Two free throws by Cooper Krone gave Metro its biggest lead, 64-56, with 2:47 to play.

Triad pulled within 64-62 with 1:43 to play on a pair of free throws by Nate Winslow, but couldn’t come back all the way.

“Our defensive effort definitely turned it around for us,” Bean said. “We were moving the ball more and running through our offense and getting stops.

“In the first half, I think we just came out lackadaisical and not moving the ball. We were throwing up some bad shots.”

Metro spent much of the game trying to come back from an awful first quarter.

An 8-0 Triad run made the score 12-4 midway through the first quarter, and a 12-0 run pushed Triad’s lead to 25-8 early in the second quarter.

“When we do things we’re not supposed to do and turn the ball over, it sticks out like a sore thumb,” Smith said. “In the first half, we looked like a sore thumb.”

MELHS shot 59 percent (26 off 44) from 2-point range, including 75 percent (18 of 24) in the second half. Many of those baskets came on layups after steals.

Metro was 1 of 8 from 3-point range.

Triad shot 54 percent (20 of 37) from 2-point range but only 20 percent (4 of 20) from 3-point range.

Wilson had 18 points for MELHS while Bean added 15 points.

Luke Cox led Triad with 27 points. Sam Yager and Winslow added 12 and 10 points, respectively.

Metro doesn’t play again until Dec. 26, when it faces Nashville at 10:30 a.m. in the first round of pool play at the Mater Dei Christmas Tournament.
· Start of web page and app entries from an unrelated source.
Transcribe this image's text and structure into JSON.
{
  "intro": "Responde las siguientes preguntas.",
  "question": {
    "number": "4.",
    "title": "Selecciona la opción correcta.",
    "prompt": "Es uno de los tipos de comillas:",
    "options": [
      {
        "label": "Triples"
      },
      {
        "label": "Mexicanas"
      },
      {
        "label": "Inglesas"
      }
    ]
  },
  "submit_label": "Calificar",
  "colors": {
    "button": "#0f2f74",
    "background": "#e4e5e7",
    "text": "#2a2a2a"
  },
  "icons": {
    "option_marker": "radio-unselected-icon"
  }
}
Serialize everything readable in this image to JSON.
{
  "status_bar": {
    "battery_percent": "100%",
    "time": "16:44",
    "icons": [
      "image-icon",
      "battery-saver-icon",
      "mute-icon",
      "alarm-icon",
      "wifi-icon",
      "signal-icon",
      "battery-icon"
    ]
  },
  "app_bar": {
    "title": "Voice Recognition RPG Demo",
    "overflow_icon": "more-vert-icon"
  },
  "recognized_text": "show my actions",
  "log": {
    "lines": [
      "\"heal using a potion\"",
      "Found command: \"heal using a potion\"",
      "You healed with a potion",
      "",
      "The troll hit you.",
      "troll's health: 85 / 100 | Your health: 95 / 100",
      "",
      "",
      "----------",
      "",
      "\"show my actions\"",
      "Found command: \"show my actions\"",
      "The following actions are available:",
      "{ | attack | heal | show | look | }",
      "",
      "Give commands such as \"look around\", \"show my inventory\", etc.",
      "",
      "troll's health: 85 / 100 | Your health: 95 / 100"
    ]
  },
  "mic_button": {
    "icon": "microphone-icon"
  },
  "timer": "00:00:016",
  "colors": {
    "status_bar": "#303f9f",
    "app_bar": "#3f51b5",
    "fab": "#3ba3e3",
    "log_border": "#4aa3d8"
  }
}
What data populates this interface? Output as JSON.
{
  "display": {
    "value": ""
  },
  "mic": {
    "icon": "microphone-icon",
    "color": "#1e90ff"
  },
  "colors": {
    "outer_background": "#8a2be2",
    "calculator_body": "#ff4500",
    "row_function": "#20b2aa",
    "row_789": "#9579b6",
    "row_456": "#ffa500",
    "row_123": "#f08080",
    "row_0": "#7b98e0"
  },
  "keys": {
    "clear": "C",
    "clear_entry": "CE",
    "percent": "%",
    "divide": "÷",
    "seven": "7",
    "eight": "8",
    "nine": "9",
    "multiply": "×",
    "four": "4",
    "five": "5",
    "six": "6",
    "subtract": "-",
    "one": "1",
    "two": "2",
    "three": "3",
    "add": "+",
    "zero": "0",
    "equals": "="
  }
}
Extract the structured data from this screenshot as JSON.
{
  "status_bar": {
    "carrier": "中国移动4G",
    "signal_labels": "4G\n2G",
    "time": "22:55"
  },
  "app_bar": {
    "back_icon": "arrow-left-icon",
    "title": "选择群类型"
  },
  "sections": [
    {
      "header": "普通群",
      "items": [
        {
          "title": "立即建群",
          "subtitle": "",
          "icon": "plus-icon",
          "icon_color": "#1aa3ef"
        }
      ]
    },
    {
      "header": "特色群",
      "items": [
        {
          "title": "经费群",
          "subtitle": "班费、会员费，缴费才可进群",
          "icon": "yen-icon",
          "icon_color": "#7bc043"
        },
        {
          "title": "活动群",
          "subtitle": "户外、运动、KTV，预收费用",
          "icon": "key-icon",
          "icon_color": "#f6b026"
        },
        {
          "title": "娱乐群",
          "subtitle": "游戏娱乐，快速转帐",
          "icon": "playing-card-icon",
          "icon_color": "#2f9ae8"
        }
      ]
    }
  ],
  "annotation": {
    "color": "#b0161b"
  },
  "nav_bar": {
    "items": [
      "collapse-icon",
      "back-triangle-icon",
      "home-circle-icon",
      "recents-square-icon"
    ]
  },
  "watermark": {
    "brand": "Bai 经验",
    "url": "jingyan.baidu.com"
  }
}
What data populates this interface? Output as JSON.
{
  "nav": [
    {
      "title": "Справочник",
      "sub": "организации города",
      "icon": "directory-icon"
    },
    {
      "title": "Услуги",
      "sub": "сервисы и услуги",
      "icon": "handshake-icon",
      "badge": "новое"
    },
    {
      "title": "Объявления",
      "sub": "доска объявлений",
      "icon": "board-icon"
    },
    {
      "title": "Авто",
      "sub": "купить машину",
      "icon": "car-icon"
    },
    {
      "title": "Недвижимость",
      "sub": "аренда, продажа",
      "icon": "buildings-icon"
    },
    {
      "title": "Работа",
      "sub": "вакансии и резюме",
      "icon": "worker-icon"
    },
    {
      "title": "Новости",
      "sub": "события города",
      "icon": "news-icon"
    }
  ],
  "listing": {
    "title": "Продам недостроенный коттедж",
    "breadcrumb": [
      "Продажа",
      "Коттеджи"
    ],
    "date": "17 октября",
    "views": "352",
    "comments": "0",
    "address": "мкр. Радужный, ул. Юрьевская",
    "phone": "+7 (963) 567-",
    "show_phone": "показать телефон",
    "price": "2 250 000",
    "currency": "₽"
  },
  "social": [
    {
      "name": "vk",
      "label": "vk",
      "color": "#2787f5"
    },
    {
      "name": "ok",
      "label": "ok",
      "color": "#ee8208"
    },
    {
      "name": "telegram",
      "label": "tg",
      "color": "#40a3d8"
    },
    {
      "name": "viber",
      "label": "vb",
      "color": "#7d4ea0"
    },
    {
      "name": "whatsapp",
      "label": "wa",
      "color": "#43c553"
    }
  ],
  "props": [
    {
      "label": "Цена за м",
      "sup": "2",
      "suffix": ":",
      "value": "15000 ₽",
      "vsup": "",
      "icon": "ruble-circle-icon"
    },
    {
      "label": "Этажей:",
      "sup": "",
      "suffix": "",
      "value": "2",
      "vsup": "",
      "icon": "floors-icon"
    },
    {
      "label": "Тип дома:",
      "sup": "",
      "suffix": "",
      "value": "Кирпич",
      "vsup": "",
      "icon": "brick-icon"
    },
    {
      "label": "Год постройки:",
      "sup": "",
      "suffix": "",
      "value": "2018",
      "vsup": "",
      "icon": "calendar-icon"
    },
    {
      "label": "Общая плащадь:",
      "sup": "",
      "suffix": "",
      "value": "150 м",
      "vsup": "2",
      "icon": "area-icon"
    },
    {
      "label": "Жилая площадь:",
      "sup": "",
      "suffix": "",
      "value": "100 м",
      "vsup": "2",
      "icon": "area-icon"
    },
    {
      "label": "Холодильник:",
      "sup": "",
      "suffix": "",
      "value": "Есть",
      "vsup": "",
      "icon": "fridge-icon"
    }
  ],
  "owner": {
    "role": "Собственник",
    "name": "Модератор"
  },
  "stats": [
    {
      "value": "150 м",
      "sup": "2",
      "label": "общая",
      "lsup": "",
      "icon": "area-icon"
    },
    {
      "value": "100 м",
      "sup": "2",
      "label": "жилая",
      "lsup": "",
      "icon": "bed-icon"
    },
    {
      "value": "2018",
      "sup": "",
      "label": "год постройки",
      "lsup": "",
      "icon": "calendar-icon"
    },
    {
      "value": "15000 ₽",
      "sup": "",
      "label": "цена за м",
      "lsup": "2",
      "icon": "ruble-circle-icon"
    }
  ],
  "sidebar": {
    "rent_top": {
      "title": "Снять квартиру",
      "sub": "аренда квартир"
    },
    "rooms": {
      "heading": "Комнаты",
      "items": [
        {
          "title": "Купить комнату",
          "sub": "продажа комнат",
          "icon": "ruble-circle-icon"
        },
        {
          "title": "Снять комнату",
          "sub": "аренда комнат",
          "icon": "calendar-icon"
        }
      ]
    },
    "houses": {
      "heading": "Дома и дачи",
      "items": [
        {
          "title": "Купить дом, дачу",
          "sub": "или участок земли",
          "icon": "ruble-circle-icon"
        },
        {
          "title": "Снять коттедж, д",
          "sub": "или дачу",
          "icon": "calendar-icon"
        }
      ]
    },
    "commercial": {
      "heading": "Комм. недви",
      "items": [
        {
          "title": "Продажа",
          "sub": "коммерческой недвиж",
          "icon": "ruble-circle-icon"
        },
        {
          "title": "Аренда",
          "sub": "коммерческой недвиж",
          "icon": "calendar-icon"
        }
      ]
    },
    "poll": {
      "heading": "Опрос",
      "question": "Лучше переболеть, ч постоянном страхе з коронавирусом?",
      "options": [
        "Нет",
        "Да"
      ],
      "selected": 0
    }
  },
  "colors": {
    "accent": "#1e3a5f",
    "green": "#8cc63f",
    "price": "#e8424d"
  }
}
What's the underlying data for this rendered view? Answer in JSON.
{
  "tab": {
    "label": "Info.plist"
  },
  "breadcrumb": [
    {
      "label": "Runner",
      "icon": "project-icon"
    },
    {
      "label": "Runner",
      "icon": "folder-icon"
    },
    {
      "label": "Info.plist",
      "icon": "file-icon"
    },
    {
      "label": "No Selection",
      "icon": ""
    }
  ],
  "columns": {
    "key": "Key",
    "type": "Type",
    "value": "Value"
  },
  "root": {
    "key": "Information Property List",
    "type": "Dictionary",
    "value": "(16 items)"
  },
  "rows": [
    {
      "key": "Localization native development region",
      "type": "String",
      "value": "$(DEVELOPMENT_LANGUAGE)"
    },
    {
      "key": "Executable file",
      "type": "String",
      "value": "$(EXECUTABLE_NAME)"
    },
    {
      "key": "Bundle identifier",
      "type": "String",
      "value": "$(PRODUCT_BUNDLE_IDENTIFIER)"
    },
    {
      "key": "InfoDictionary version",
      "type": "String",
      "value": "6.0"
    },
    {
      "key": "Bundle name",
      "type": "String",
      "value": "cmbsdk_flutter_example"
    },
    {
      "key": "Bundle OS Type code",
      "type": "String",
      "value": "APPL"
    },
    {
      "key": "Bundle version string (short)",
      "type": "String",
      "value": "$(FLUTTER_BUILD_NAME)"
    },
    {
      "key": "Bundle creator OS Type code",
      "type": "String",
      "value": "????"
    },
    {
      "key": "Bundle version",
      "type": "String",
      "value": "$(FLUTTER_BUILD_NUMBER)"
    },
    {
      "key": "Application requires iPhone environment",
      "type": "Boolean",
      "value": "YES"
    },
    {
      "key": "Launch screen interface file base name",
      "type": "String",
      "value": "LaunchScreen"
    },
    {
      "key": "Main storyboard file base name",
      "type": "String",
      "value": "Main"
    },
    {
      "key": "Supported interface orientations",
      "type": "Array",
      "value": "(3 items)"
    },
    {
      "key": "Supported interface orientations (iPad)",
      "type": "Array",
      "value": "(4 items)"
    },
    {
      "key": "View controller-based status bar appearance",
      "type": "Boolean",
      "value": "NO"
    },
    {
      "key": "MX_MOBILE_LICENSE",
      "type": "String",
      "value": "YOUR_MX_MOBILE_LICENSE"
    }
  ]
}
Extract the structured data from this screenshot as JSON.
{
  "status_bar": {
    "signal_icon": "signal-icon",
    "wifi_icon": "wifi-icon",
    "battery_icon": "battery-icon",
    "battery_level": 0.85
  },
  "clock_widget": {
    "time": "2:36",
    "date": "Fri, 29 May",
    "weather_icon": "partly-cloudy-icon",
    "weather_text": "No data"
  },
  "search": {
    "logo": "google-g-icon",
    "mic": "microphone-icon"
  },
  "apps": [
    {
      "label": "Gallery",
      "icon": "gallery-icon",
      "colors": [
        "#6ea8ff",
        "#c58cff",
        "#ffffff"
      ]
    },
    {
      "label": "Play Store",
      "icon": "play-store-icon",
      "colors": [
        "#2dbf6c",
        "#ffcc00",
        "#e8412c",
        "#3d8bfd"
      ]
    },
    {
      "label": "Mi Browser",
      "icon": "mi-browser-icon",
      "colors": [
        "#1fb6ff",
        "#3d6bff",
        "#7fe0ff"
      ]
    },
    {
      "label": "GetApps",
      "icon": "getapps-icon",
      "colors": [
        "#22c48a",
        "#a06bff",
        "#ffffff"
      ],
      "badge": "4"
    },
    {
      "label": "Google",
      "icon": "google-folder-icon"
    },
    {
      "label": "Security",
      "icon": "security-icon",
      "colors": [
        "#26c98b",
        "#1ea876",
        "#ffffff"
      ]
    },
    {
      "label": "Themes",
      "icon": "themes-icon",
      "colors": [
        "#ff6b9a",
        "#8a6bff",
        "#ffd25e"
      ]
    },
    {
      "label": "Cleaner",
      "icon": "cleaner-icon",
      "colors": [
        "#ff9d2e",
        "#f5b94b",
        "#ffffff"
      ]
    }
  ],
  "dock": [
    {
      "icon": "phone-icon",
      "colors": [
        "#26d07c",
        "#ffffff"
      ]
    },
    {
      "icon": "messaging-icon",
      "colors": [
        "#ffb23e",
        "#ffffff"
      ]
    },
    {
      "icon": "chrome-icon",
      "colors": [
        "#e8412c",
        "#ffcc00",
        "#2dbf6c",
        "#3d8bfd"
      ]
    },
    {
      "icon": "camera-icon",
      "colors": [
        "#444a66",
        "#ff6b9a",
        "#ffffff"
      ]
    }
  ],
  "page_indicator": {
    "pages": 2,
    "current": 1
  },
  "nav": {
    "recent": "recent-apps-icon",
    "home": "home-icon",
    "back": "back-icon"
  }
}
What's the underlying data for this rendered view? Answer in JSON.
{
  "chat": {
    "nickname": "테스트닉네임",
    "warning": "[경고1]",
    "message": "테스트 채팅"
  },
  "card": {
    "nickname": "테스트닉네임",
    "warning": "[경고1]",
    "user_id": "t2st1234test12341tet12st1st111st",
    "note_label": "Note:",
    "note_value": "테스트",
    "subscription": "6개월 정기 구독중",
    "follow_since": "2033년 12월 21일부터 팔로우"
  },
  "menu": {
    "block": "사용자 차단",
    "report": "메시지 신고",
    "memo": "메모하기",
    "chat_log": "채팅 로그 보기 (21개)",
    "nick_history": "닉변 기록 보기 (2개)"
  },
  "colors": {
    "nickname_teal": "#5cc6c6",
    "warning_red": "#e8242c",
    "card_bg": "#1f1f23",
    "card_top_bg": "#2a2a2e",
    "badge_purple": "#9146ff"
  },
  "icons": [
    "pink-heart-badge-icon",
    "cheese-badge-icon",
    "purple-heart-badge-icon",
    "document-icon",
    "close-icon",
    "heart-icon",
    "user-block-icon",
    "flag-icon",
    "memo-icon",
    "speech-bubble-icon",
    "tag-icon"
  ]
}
The Knights, who were 0-5 at the tournament last year, drew the No. 10 seed in the 10-team event event despite their winning record this season.

“They gave us the No. 10 seed, but that’s alright,” Smith said. “We’ll be ready to go for that first game on Wednesday morning.”